3.Zika virus. Centers for Disease Control and Prevention (CDC). http://www.cdc.gov/zika/prevention/ Accessed August 15, 2016.
4.Foreign staff. Rio's dirty water claims 'first victim': star Belgian sailor sick after racing on polluted bay. The Telegraph. August 11, 2016. http://www.telegraph.co.uk/olympics/2016/08/11/rios-dirty-water-claims-first-victim-star-belgian-sailor-sick-af/ Accessed August 15, 2016.
Medscape Orthopedics © 2016 WebMD, LLC
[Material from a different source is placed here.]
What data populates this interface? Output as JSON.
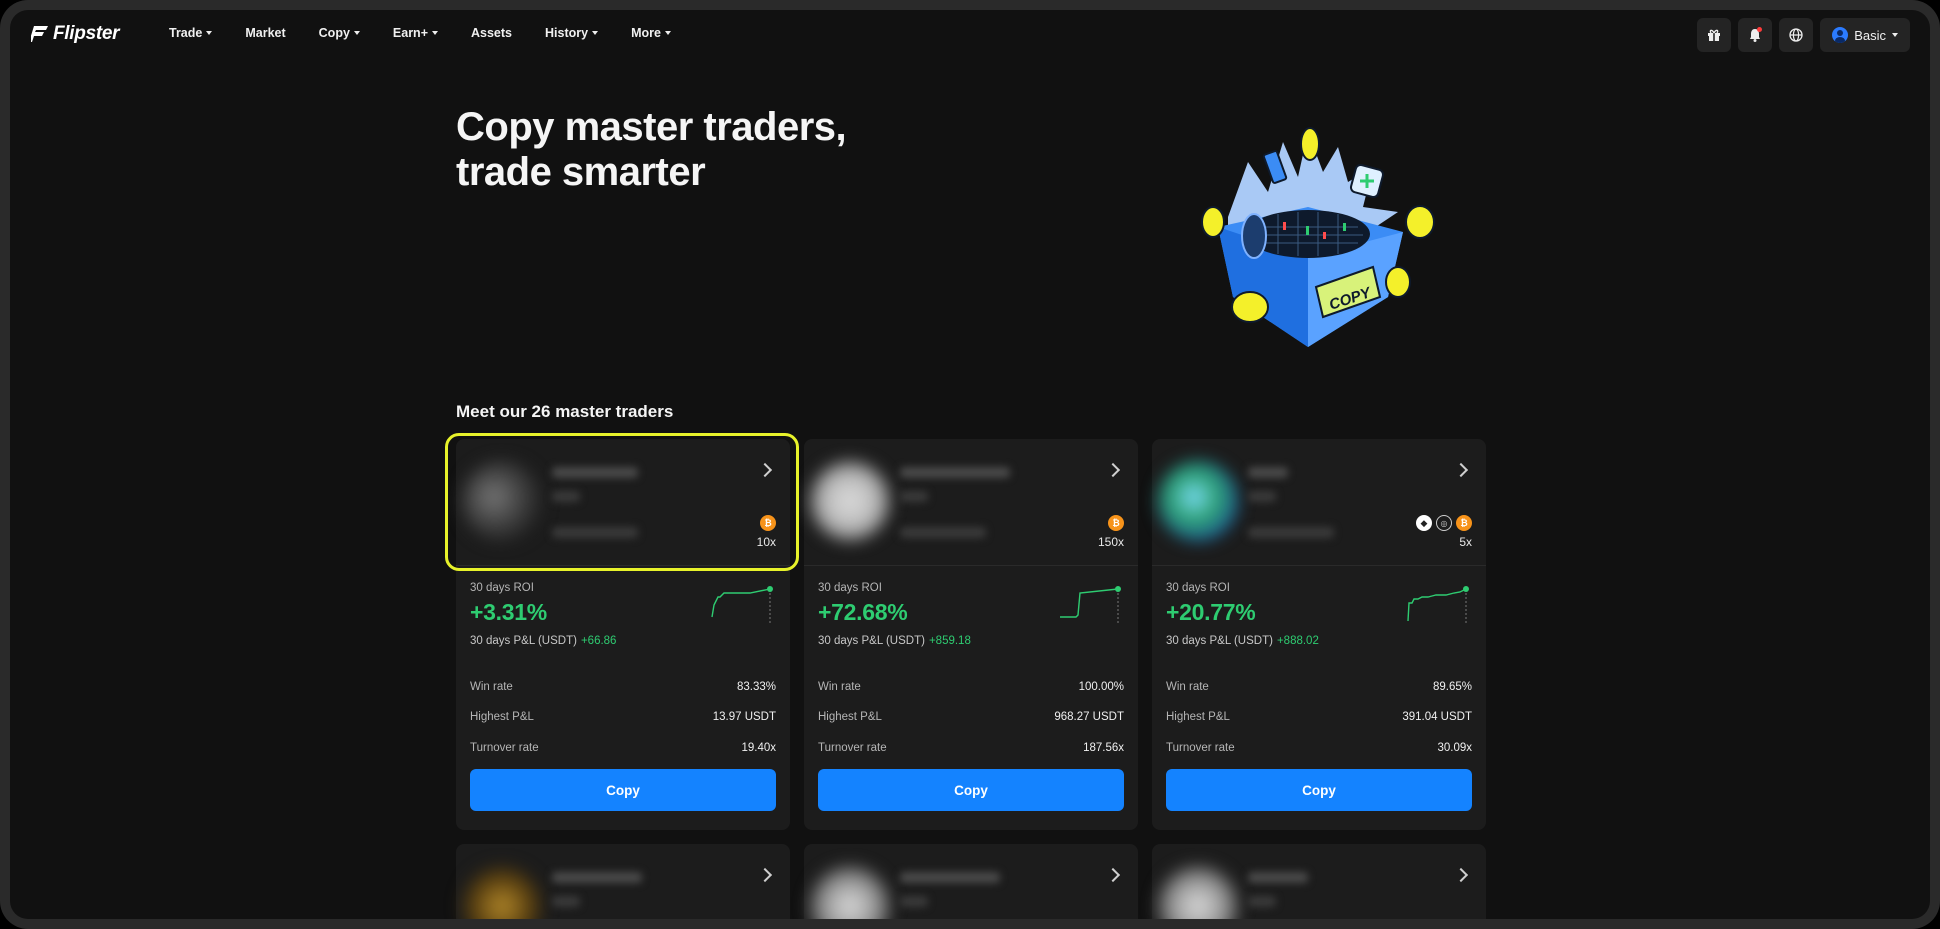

Any views expressed above are the author's own and do not necessarily reflect the views of WebMD or Medscape.Cite this article: Health Risks at the Rio Olympics, by a Doctor Who Was There. Medscape. Aug 18, 2016.